The Kangnido Map of 1402: A Non-Eurocentric Worldview
Many of the early maps we have been discussing were based on the Eurocentric perceptions of the world held by their makers. The Kangnido Map of 1402 provides a different vision of the world, one which is not centered on the Mediterranean Sea or the continent of Europe.
In the annals of cartography, the Honil Gangni Yeokdae Gukdo Ji Do, commonly known as the Kangnido Map, stands as a testament to the sophisticated worldview held outside of Europe prior to the Age of Discovery. Completed in 1402 by Korean scholars Kwon Kun and Yi Hoe during the Joseon Dynasty, the Kangnido Map is not merely a geographical representation, it is a historical narrative that encapsulates the geopolitical and economic prominence of Korea and China of that era. It also depicts the great expanses of water being plied by seagoing merchants of the era in search of new resources and commerce.

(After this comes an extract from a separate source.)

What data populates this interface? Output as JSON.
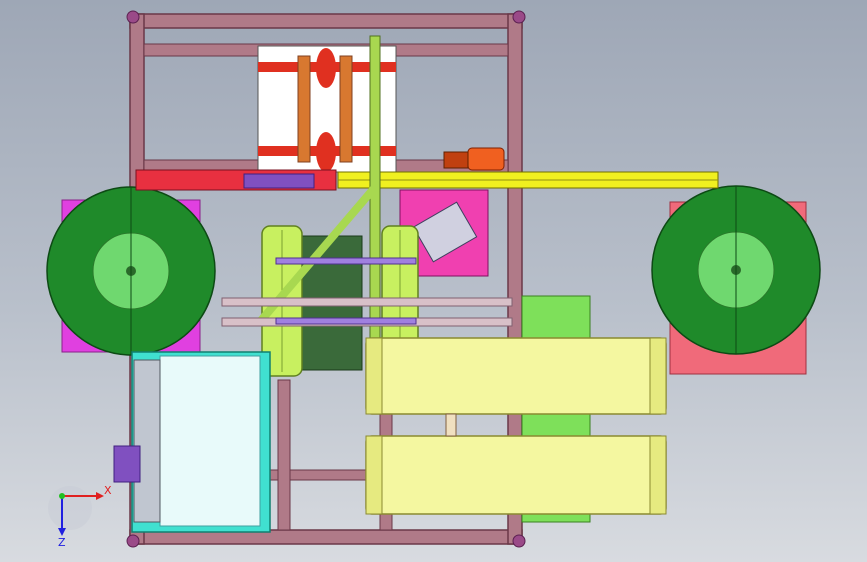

Measuring an impressive 220 cm by 280 cm, this paint-on-paper map is one of the earliest surviving maps from East Asia, along with the Chinese Da Ming Hun Yi Tu. It is a cultural treasure reflecting the collective knowledge and perspectives of Korean intellectuals on the global stage in the early 15th century, providing a visual chronicle which is in sharp contrast to the West’s predominant Eurocentric views of the time.
The Kangnido delineates the Old World from Africa and Europe in the west to Japan in the east, asserting a view that centers on East Asia, a region that was at the forefront of global trade and commerce during this period. Unlike European maps of the same period, which often depicted Jerusalem at the center, the Kangnido Map underscores the significance of Chinese and Korean kingdoms, depicting their role in both the economic and political landscapes of the time.
The Kangnido is the oldest known extant world map of Korean origin, and one of the oldest extant maps focusing primarily on Asia while also depicting other land masses and continents as they were known to its makers. The map is oriented north. Western land masses are depicted as quite small, with Asia depicted as the largest of the continents.
A small Africa is featured, with an exaggeratedly long Arabian Peninsula alongside. The southern tip of Africa is drawn quite accurately and a long river in southeast Africa is thought to be the Orange, in modern-day South Africa. Africa is labeled with some thirty plus place names including Cairo and Mogadishu. Anatolia, Turkestan, Persia, Arabia and Egypt are delineated in some detail.
The Mediterranean is present along with the Iberian Peninsula and the Maghreb region of northwest Africa. Over 100 toponyms are used in Europe, with Alumangia (Latin Alemania) denoting Germany. Later extant copies of the map show that they were updated frequently with results of land surveys along with information from maps of foreign origin.
The Kangnido Map had been drawn before Bartolomeu Dias rounded the tip of southern Africa in 1488, before the voyages of European navigators and merchants reestablished commerce with the Orient by sea routes such as the Roman Empire had enjoyed for nearly 700 years. The sea routes and knowledge of the Romans would not have disappeared in the East with the sudden collapse of the centuries-long maritime trade when Egypt and its Red Sea port was lost to Arabic invaders. Indeed the extent of Roman Indian Ocean trade is no doubt reflected in many of the details of this map. Another seven centuries would pass before Europeans, cut off from land routes to the East by the Ottomans, would again set sail to India - ushering in the European Age of Discovery.
The map depicts a connected world where well-established networks of trade routes crisscrossed great expanses of water and known lands. It features new port cities and urban centers which resulted from this ongoing maritime commerce. These networks flourished not only on the exchange of material goods such as silk, spices and ceramics, but also on the exchange of ideas, including scientific, religious, cultural and philosophical interactions.
A remarkable achievement of its time, the map offers a glimpse into the part of the world where Asian dynasties reigned supreme, before Europe was to rise as a colonial power. It challenges conventional narratives of history and geography that have long been taught solely from a Western perspective. The Kangnido Map is both a cartographic creation and a scholarly work featuring an Eastern world perspective rather than Western centrality, demonstrating that the world was interconnected long before the term 'globalization' found its place in our lexicon.